__Work to be completed__: Within the records below, how many lines hold the string "joggers"? State that number and nothing else.

__Data for the task__:

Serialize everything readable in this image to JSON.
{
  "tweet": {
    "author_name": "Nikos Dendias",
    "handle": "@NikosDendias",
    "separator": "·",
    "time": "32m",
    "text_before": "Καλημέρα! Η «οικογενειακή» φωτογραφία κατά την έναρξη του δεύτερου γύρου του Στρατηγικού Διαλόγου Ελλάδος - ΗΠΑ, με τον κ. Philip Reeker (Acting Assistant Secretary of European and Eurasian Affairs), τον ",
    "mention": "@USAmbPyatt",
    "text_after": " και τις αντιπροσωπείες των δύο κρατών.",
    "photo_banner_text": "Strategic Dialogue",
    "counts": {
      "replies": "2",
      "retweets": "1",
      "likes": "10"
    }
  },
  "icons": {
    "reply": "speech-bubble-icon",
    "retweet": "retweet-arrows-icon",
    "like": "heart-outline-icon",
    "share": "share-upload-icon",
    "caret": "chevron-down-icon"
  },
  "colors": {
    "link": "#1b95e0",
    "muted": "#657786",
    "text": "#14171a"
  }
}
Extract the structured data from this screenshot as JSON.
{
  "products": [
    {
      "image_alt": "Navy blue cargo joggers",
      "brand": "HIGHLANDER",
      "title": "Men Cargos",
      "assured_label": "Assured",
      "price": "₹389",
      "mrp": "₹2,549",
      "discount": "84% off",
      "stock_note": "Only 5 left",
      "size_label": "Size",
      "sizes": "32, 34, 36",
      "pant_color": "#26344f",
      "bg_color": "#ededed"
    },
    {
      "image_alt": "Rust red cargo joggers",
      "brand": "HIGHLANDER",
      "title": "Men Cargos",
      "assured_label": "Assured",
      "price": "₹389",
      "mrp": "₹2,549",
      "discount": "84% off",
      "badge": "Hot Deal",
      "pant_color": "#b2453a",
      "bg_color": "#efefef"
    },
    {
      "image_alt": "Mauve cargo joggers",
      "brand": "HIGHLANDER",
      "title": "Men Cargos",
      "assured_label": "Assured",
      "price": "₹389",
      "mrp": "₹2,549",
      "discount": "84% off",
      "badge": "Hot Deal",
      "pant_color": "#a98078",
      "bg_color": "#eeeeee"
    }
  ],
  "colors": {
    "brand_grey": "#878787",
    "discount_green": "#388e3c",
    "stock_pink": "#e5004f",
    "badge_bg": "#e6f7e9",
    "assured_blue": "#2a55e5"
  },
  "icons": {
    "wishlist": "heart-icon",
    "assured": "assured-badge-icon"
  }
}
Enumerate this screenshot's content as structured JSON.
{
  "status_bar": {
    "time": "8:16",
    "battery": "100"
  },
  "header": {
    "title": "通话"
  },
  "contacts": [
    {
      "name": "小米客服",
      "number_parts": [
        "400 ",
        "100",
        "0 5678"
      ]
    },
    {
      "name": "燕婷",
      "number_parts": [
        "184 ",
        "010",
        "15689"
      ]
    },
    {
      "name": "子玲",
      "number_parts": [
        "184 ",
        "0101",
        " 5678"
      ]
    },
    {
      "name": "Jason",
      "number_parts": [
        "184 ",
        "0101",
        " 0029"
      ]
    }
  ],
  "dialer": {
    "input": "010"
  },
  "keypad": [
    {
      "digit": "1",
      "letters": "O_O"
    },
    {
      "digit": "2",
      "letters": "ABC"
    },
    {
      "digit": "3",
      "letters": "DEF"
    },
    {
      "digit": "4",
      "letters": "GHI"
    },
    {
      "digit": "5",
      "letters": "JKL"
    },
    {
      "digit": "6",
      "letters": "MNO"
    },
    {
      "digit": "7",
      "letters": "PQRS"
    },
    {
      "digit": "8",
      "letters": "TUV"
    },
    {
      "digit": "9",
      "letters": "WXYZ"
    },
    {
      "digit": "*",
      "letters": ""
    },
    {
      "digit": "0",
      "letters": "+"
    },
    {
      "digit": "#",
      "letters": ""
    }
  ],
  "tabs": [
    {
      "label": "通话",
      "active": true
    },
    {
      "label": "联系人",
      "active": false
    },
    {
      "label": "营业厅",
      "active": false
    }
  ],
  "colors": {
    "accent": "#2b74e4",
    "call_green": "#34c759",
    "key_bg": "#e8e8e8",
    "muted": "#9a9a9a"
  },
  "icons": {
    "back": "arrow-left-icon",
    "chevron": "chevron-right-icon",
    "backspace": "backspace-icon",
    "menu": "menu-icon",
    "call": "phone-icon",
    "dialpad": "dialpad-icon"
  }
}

__Output for this task__: 3